● WORK INSTRUCTIONS
Of all the lines in the material, how many carry the string "icon"? Respond with the number by itself.

^^^^^^^^^^^^^^^^

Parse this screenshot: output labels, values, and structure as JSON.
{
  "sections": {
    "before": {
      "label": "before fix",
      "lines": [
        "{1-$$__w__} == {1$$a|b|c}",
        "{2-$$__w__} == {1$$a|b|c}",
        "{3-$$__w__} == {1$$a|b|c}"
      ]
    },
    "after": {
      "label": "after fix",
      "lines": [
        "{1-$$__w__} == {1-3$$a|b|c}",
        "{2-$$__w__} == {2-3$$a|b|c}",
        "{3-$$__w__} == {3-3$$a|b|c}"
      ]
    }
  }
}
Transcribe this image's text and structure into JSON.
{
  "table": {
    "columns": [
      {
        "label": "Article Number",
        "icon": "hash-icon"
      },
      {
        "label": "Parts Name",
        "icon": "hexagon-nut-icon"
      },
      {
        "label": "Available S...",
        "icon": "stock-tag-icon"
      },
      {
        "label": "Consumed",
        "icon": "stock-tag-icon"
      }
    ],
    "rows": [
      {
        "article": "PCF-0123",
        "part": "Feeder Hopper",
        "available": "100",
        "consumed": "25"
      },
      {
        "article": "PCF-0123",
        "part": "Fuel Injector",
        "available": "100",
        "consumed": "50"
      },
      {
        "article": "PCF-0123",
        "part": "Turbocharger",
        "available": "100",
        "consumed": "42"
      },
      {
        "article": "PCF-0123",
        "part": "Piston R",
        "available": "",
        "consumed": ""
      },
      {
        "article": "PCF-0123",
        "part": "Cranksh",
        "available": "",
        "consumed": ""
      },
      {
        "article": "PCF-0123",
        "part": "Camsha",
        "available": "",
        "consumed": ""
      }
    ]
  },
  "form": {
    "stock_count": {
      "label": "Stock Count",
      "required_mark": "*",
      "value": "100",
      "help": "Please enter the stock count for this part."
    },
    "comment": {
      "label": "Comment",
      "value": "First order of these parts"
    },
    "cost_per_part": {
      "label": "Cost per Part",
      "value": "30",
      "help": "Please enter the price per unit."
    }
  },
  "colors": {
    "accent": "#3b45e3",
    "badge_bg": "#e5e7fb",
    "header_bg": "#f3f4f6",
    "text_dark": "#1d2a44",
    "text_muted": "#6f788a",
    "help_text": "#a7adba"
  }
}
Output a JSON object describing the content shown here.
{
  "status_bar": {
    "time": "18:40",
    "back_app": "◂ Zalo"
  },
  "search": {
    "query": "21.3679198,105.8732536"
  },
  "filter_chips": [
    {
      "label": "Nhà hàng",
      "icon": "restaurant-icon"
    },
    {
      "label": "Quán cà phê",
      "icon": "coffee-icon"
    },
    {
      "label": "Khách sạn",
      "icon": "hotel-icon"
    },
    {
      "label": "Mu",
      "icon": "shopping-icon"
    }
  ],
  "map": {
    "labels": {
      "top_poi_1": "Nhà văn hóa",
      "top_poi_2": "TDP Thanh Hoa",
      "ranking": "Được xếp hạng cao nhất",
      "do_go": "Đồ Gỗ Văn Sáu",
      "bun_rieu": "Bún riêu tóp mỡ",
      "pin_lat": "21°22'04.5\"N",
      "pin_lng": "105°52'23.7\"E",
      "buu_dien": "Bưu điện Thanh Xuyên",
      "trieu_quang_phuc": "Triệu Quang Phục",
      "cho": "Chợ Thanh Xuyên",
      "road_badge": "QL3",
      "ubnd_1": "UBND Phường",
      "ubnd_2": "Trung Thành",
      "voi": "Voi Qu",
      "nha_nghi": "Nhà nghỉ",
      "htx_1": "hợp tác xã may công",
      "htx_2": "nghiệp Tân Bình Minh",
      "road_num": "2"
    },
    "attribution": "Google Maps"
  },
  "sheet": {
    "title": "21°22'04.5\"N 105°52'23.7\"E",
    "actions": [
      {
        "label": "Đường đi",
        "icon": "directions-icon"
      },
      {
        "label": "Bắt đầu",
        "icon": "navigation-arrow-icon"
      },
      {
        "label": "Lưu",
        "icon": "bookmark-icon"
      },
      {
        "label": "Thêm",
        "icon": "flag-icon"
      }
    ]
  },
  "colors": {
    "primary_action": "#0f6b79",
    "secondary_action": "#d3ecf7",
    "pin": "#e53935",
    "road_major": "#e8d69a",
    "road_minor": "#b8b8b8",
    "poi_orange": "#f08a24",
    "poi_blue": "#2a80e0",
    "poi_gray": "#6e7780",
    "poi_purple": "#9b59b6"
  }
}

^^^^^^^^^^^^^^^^

● RESULT FOR THIS EXERCISE
12